Meantime, the index of homebuilder sentiment and activity remained close to all-time highs in February, while house building permits surged to a 15-year high in January. Flash PMI data for both the manufacturing and services sectors remained at very high levels in February also, despite much of the US being hit by severe weather.
It requires further growth of 2.5% from its level in the final quarter of 2020 for the US economy to return to its pre-Covid output peak. This probably won’t be achieved in this quarter, but looks certain to be reached and surpassed in next quarter.
The US labour market, though, continues to lag in its recovery. The rebound in employment largely ground to a halt over the winter, leaving non-farm payrolls still almost 10 million, or 6.5%, below their pre-Covid level. Meanwhile, weekly jobless claims continue to run at historically high levels.
The official unemployment rate may have fallen sharply to 6.3%, but this has been helped by an enormous decline of 4.3 million in the labour force over the past year.
The broader US unemployment rate stands at over 11%. This weakness in the labour market is a clear focus for policymakers, with both the Federal Reserve and Biden administration determined to achieve a return to full employment.
Monetary policy is already very stimulatory, while household savings remain very high. The personal savings rate stood at 13.7% at the end of 2020, pointing to considerable consumer spending firepower.
Meantime, a lot of progress is being made in the US in terms of the vaccine rollout, with talk the country may be on the way to achieving herd immunity and thus an end to Covid-related restrictions on activity. All the ingredients are in place, then, for a period of robust US growth ahead.

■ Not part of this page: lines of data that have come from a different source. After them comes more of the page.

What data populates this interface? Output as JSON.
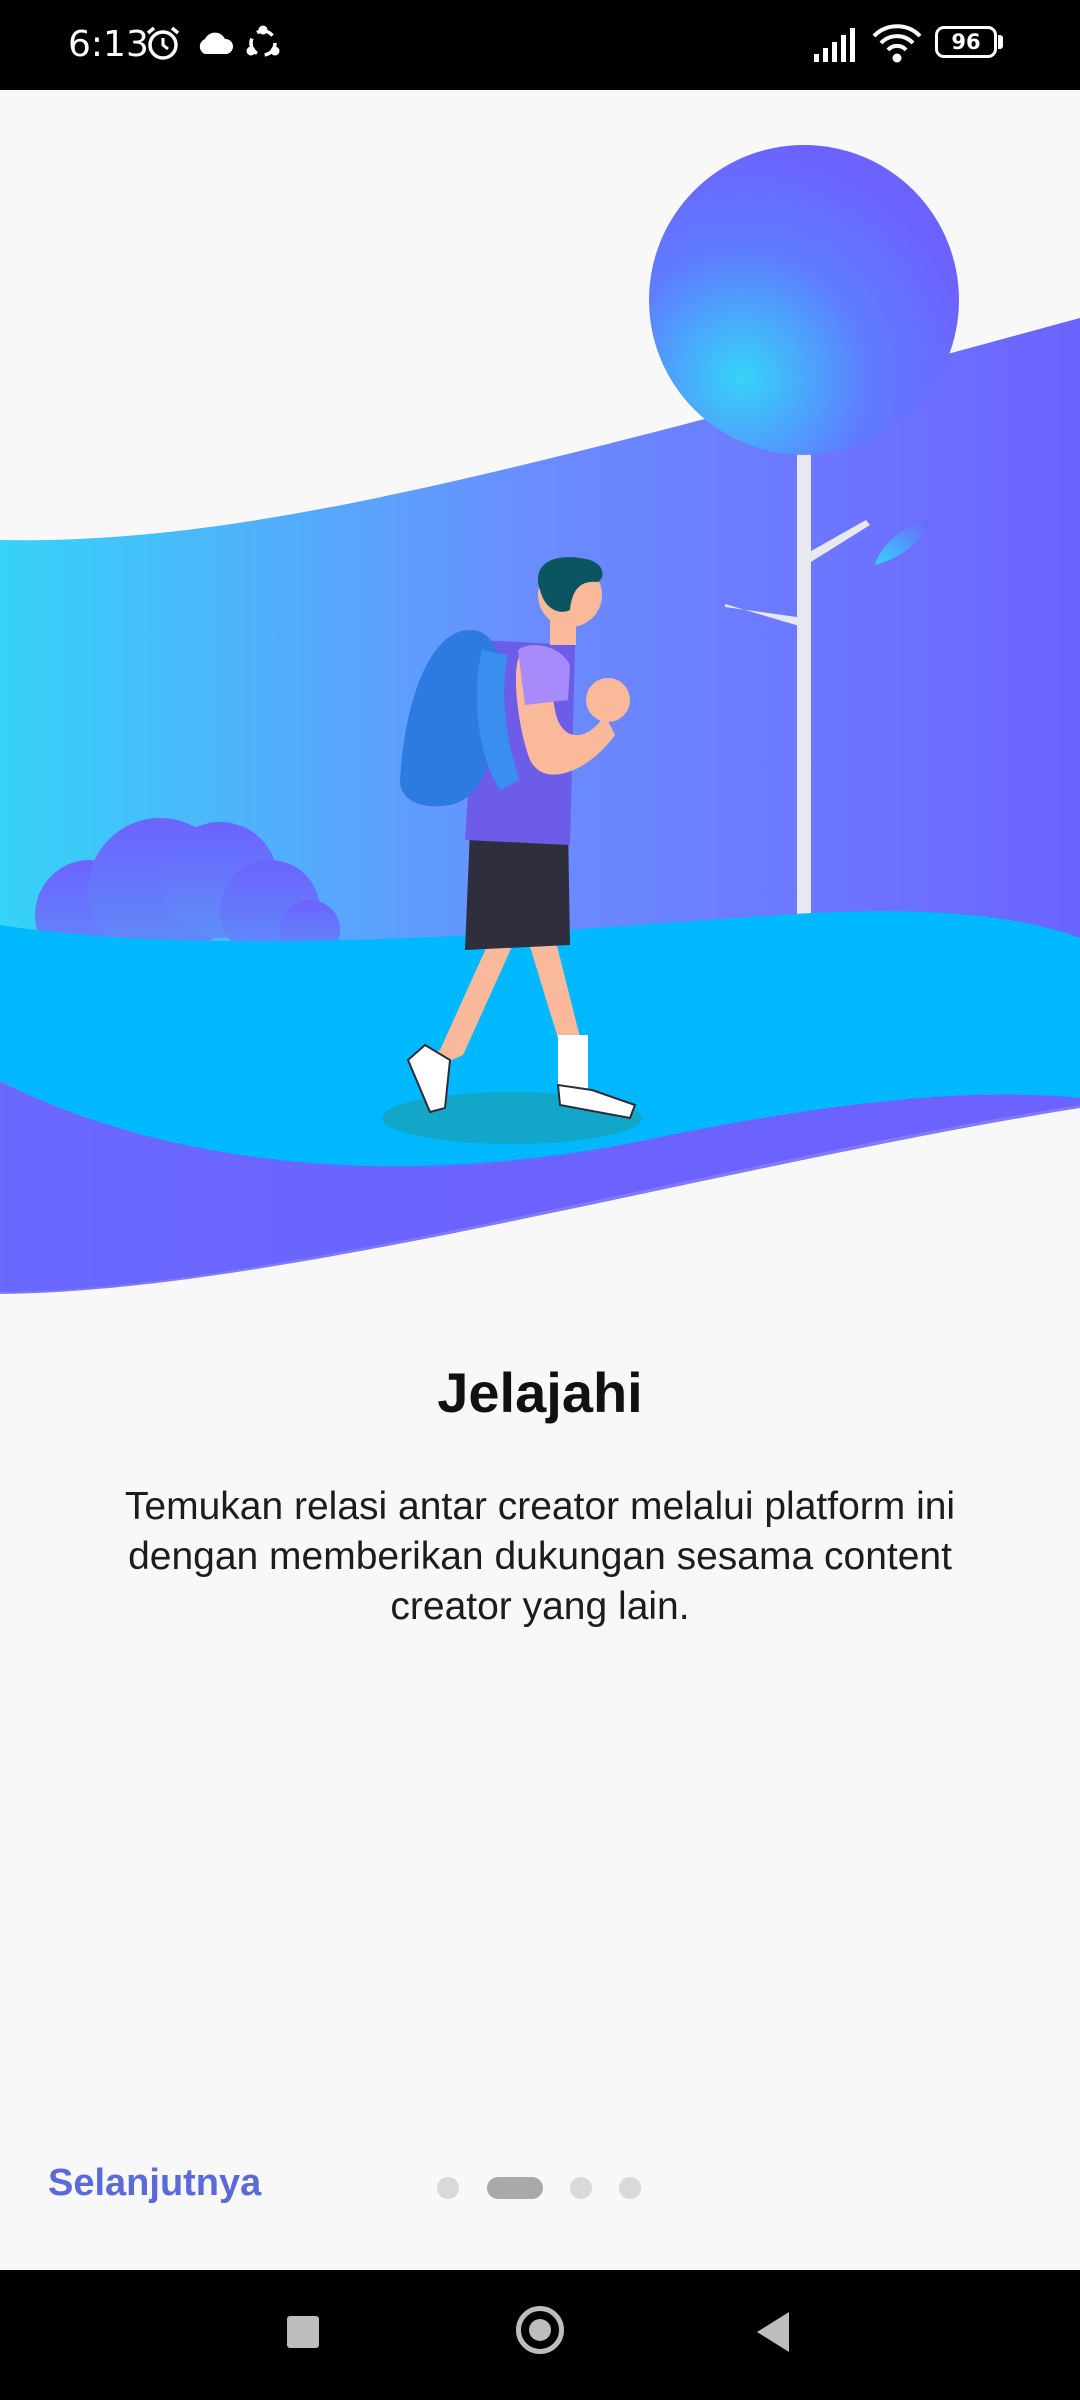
{
  "status_bar": {
    "time": "6:13",
    "battery": "96",
    "icons": [
      "alarm-icon",
      "cloud-icon",
      "sync-icon",
      "signal-icon",
      "wifi-icon",
      "battery-icon"
    ]
  },
  "onboarding": {
    "title": "Jelajahi",
    "description": "Temukan relasi antar creator melalui platform ini dengan memberikan dukungan sesama content creator yang lain.",
    "next_label": "Selanjutnya",
    "page_indicator": {
      "total": 4,
      "active": 2
    }
  },
  "colors": {
    "accent": "#5a6ad6",
    "purple": "#6c63ff",
    "cyan": "#00b8ff",
    "light_cyan": "#36d3f8"
  }
}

There are major constraints on supply, though, with inventories of inputs and raw materials at low levels in many industries, including construction and carmakers, and delays also at ports. Not surprisingly, then, January saw the producer price index leap by 1.3% in the month, far above expectations.

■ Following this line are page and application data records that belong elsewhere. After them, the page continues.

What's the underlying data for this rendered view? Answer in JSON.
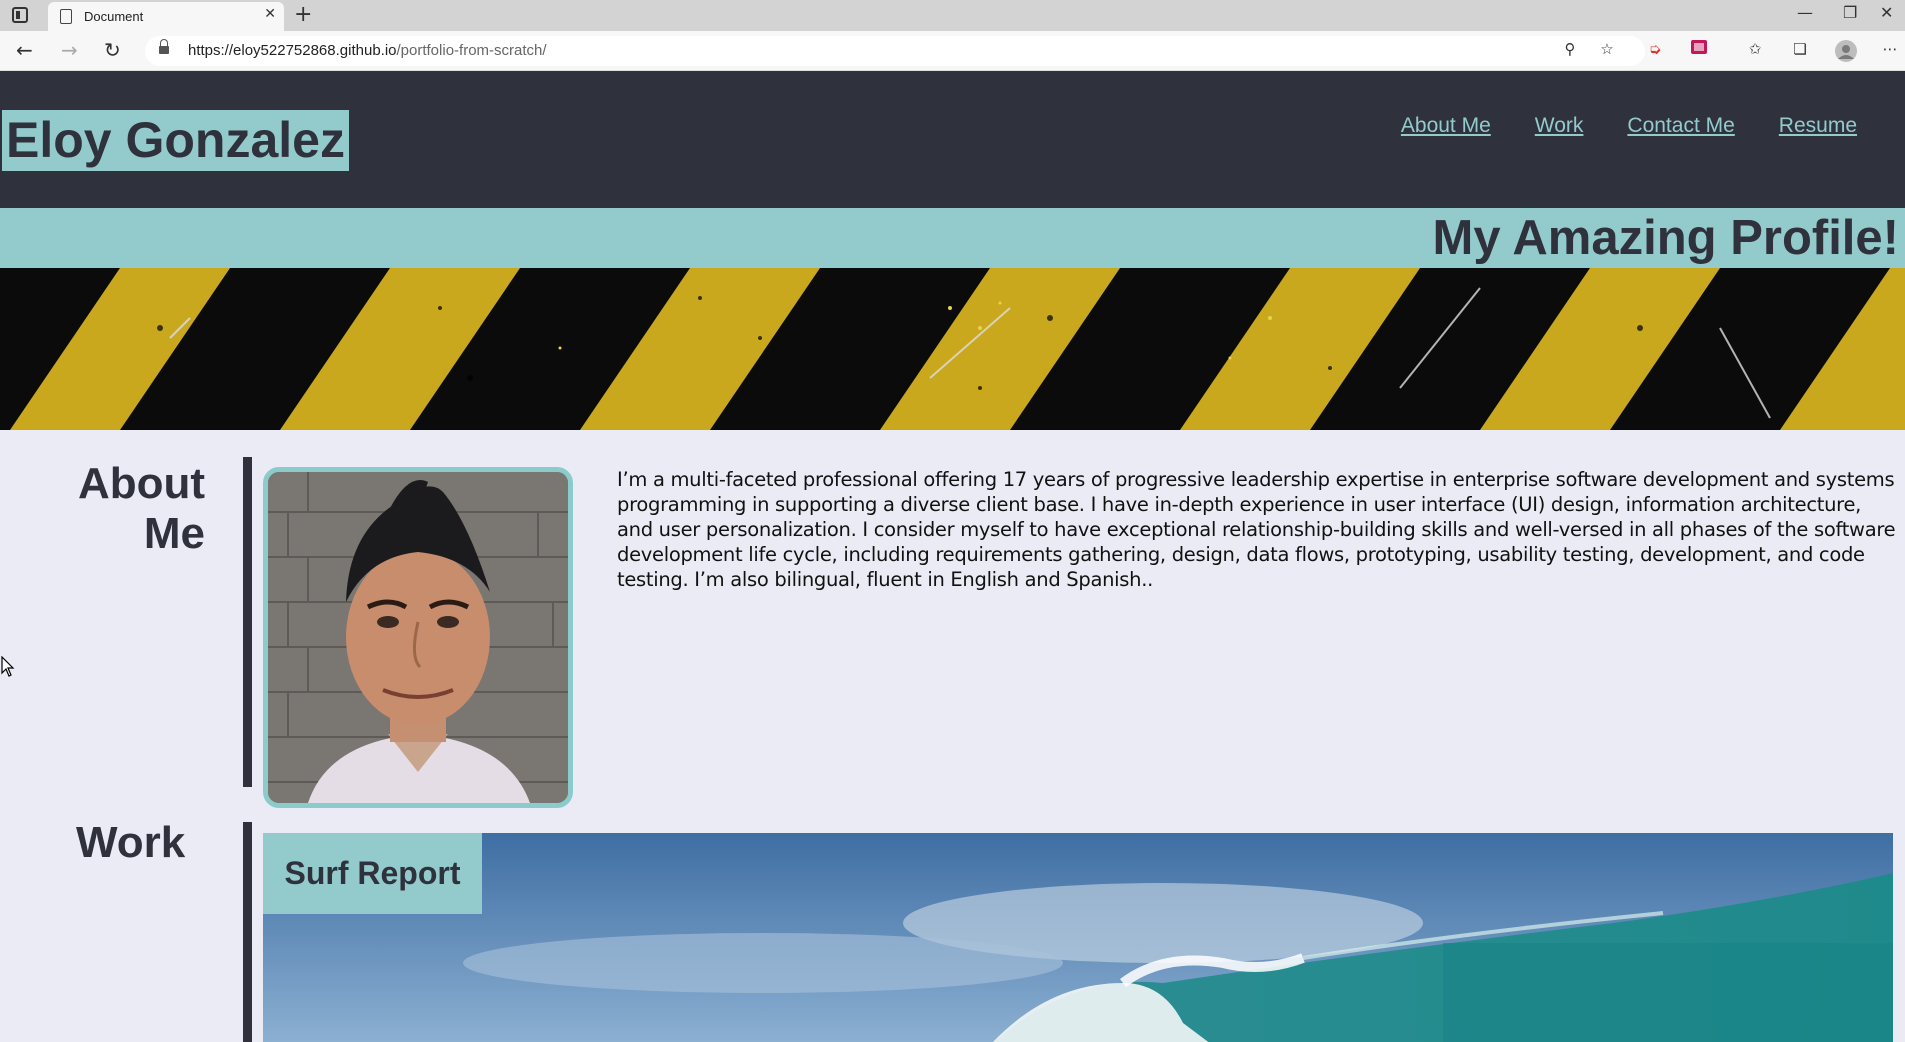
{
  "browser": {
    "tab_title": "Document",
    "url_host": "https://eloy522752868.github.io",
    "url_path": "/portfolio-from-scratch/"
  },
  "header": {
    "name": "Eloy Gonzalez",
    "nav": [
      "About Me",
      "Work",
      "Contact Me",
      "Resume"
    ]
  },
  "hero": {
    "title": "My Amazing Profile!"
  },
  "about": {
    "heading": "About Me",
    "text": "I’m a multi-faceted professional offering 17 years of progressive leadership expertise in enterprise software development and systems programming in supporting a diverse client base. I have in-depth experience in user interface (UI) design, information architecture, and user personalization. I consider myself to have exceptional relationship-building skills and well-versed in all phases of the software development life cycle, including requirements gathering, design, data flows, prototyping, usability testing, development, and code testing. I’m also bilingual, fluent in English and Spanish.."
  },
  "work": {
    "heading": "Work",
    "projects": [
      {
        "title": "Surf Report"
      }
    ]
  },
  "colors": {
    "header_bg": "#2f323d",
    "accent": "#93cbcc",
    "page_bg": "#ebebf5"
  },
  "icons": [
    "tab-actions-icon",
    "page-icon",
    "close-icon",
    "plus-icon",
    "back-icon",
    "forward-icon",
    "refresh-icon",
    "lock-icon",
    "zoom-icon",
    "favorite-add-icon",
    "extension-icon",
    "coupon-icon",
    "favorites-icon",
    "collections-icon",
    "profile-icon",
    "more-icon",
    "minimize-icon",
    "restore-icon",
    "window-close-icon"
  ]
}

Meanwhile, oil prices are surging as producers keep a lid on supply. In the services sector, we can expect to see margins widen after a difficult year in many industries.
Inflation, then, looks set to accelerate over the course of this year, with a real risk of too much money chasing too few goods. The Fed may not be worried as it focuses on the slack in the labour market. The bond markets clearly are, though, as evidenced by the marked rise in long term yields. There is likely to be little comfort for bond investors in the months ahead, as the recovery gathers momentum and inflationary pressures build.
- Oliver Mangan is Chief Economist with AIB